Title: How Much Does PG&E Pay for Solar? A Comprehensive Guide
Introduction (100 words)
With the increasing popularity of solar energy, many homeowners and businesses are considering installing solar panels to reduce their reliance on traditional energy sources. However, the financial aspect is a crucial consideration when investing in solar power. In this article, we will discuss how much Pacific Gas and Electric Company (PG&E) pays for solar energy and provide answers to frequently asked questions related to solar power incentives and rates offered by PG&E.
How Does PG&E Pay for Solar? (150 words)
PG&E offers several programs and incentives to encourage the adoption of solar energy. The primary method by which PG&E pays for solar energy is through net energy metering (NEM). Under NEM, PG&E credits solar customers for excess electricity generated by their solar panels. These credits can then be used to offset future electricity usage when solar panels produce less energy, such as during nighttime or cloudy days.
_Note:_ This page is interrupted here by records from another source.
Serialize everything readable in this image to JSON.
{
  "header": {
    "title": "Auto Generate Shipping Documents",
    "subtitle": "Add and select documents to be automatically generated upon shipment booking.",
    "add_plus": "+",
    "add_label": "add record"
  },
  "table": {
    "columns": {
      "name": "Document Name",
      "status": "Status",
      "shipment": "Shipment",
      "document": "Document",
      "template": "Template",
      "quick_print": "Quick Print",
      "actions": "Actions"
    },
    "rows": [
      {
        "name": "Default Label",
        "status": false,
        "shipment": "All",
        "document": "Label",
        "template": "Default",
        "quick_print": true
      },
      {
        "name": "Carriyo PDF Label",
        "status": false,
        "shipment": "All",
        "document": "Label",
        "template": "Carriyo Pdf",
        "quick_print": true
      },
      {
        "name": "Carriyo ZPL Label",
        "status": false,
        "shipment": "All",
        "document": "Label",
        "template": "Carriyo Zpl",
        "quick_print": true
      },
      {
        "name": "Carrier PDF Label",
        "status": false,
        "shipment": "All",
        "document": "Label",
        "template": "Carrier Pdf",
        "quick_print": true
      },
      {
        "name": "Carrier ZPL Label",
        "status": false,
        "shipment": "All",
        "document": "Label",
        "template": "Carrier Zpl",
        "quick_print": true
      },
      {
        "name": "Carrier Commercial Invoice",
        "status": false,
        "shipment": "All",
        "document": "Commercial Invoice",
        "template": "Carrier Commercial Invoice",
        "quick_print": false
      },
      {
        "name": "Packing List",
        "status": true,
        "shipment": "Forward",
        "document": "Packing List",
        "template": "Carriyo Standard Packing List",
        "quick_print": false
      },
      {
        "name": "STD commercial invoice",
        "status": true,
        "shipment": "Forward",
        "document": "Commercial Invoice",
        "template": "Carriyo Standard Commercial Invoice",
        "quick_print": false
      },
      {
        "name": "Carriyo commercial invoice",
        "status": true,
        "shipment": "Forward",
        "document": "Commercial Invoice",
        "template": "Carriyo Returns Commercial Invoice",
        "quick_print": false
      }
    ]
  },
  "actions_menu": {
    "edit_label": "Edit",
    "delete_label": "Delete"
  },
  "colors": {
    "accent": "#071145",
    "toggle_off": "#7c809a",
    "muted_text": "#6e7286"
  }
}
The rate at which PG&E pays for solar energy is determined by the NEM tariff. The current tariff is known as NEM 2.0, where PG&E credits solar customers at a 1:1 ratio for the excess electricity they generate and feed back into the grid.
Frequently Asked Questions (FAQs):
1. How do I qualify for net energy metering with PG&E?
To qualify for net energy metering with PG&E, you must have an eligible solar energy system installed on your property. The system must meet all PG&E interconnection requirements and be connected to the grid.
2. How long does the net energy metering agreement last?
The net energy metering agreement with PG&E typically lasts for 20 years. However, it is essential to review the specific terms and conditions of your agreement.
3. Can I receive cash payments for the excess electricity generated?
Under the current NEM 2.0 tariff, PG&E provides credits for excess electricity generation that can be used to offset future electricity costs. However, cash payments for the excess electricity are not offered by PG&E.
4. What happens if I generate more electricity than I consume in a billing period?
If you generate more electricity than you consume in a billing period, the excess energy is credited to your account. These credits can be carried forward and used to offset future electricity usage.
5. Are there any additional incentives or rebates for installing solar panels?
In addition to net energy metering, PG&E offers other incentives and rebates to encourage solar adoption. These include the California Solar Initiative (CSI) Rebate Program and the Self-Generation Incentive Program (SGIP). Eligibility and availability of these programs may vary, so it is advisable to check the PG&E website for the latest information.
6. What if I move or sell my property with solar panels?
If you move or sell your property, the net energy metering agreement is transferable to the new owner. However, it is essential to inform PG&E about the change in ownership to ensure a smooth transition.
7. Are there any limitations on the size of the solar energy system?
PG&E has specific limits on the size of the solar energy system eligible for net energy metering. The system size must not exceed 1 MW (megawatt) for residential customers and 1.5 MW for non-residential customers. However, PG&E may offer additional options for larger systems under different rate structures.
Conclusion (100 words)
Pacific Gas and Electric Company (PG&E) provides various incentives and programs to support the adoption of solar energy. Through net energy metering, PG&E credits solar customers for excess electricity generated and fed back into the grid. The current NEM 2.0 tariff offers a 1:1 credit ratio. Additionally, PG&E offers incentives like the California Solar Initiative Rebate Program and the Self-Generation Incentive Program. Understanding how much PG&E pays for solar energy and the associated programs can help homeowners and businesses make informed decisions when transitioning to solar power, benefiting both their wallets and the environment.